case there is a similar design that belong to other person, so
you can find yours easily b) Luggage could also prevent someone
to pick up our luggage, especially during the airport transit,
which there is a chance during airline check-in process. c)
Luggage tag could help to reduce chance for your luggage to be
stolen, this is because thief prefers to steal luggage that has
no identification so they can claim that they have picked the
wrong luggage. The case like this often found with small
suitcase which people generally do not have tag on their small
suitcase. d) This is probably the most important one. If you are
the frequent travel person, you will realise that there is a
great chance to lost luggage during when the luggage managed by
airport or airline staffs. e) Also, if you have suitable luggage
tag, in case if your luggage is misdirect to other flight, it
will be quickly found and return to you without worry

However, it seems that these advantages above only benefit to
the person who travel by air, but in fact it also benefits to
you even you travel in groups by bus, coach or any kind of
transportation as misdirected luggage always happen in all
situation so it is also compulsory to have one. There are
variety of colour and design of luggage to choose from. Some
providers have more alternatives for customers such as leather
luggage tags. As we all know that leather is more durable, look

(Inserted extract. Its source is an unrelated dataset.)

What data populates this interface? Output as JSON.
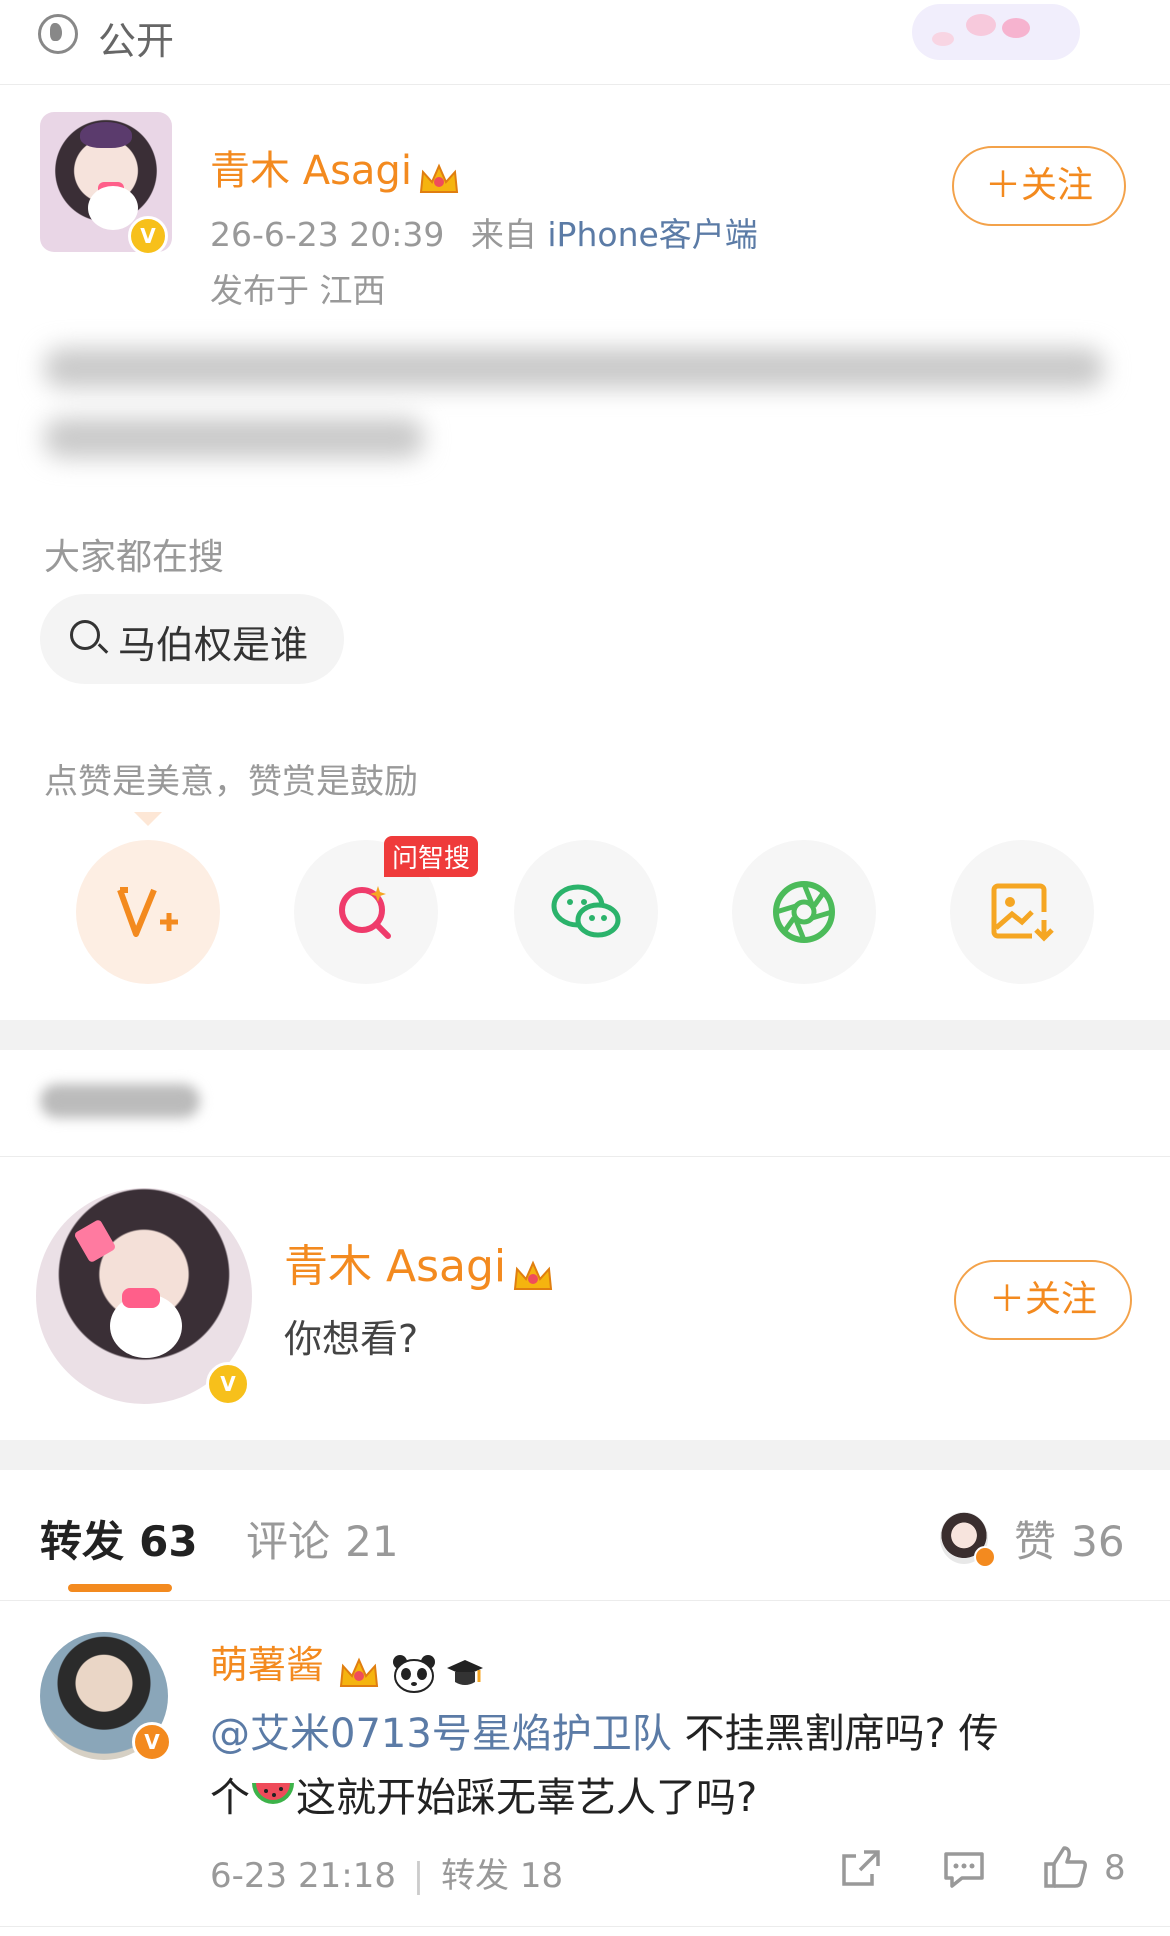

neat and luxurious than any other material so this kind of
luggage is becoming popular today. Meanwhile many provides have

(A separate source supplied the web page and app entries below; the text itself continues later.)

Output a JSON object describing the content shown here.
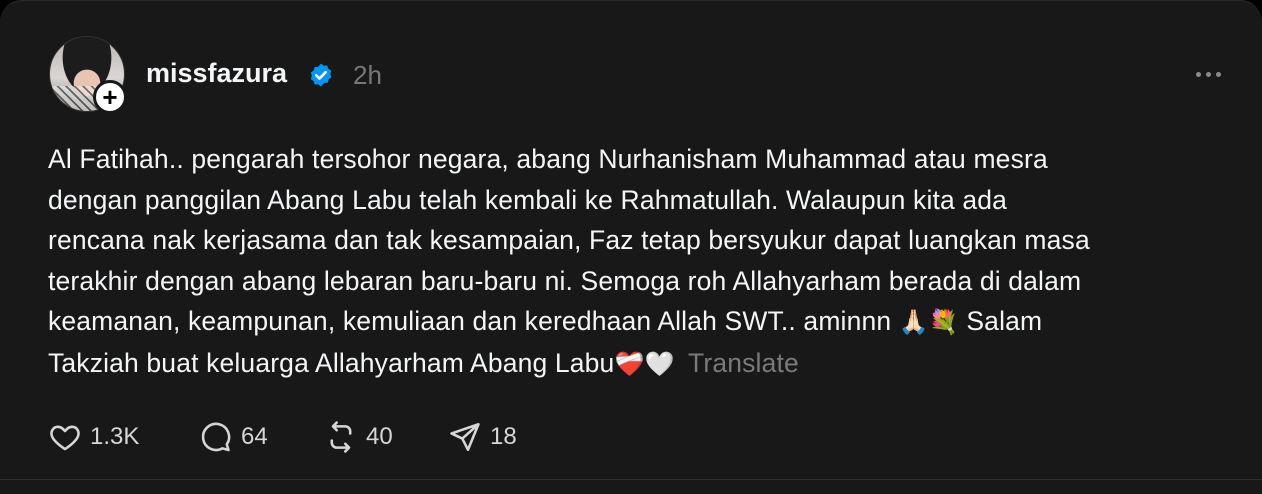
{
  "post": {
    "username": "missfazura",
    "time": "2h",
    "follow_symbol": "+",
    "verified_icon": "verified-badge-icon",
    "text_lines": [
      "Al Fatihah.. pengarah tersohor negara, abang Nurhanisham Muhammad atau mesra",
      "dengan panggilan Abang Labu telah kembali ke Rahmatullah. Walaupun kita ada",
      "rencana nak kerjasama dan tak kesampaian, Faz tetap bersyukur dapat luangkan masa",
      "terakhir dengan abang lebaran baru-baru ni. Semoga roh Allahyarham berada di dalam",
      "keamanan, keampunan, kemuliaan dan keredhaan Allah SWT.. aminnn",
      "Salam",
      "Takziah buat keluarga Allahyarham Abang Labu"
    ],
    "emojis": {
      "line5": "🙏🏻💐",
      "line6": "❤️‍🩹🤍"
    },
    "translate_label": "Translate"
  },
  "actions": {
    "likes": "1.3K",
    "comments": "64",
    "reposts": "40",
    "shares": "18"
  },
  "colors": {
    "background": "#181818",
    "text": "#f3f5f7",
    "muted": "#777777",
    "verified": "#0095f6"
  }
}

categorized their product by the material that luggage made from
but some other function, such as air plane luggage, business
luggage tag, briefcase tag and so on.

As mentioned above that luggage tag can be purchased
individually and in bulk, for people who already got a set of
luggage, you may have to buy them in bulk for all of your
luggage, because it is even more easy to identified for a set of
luggage that has same colour and style of luggage tags. As far
as safety is concerned by parents that they always choose
luggage tag that has no sharp edge which will harm to children,
so if you have little kids so this is also one factor that you
have to consider.

About the author:
PisanK is the writer of
http://www.allluggagetag.com
site, if you see this article
helpful, visit our site to get more information.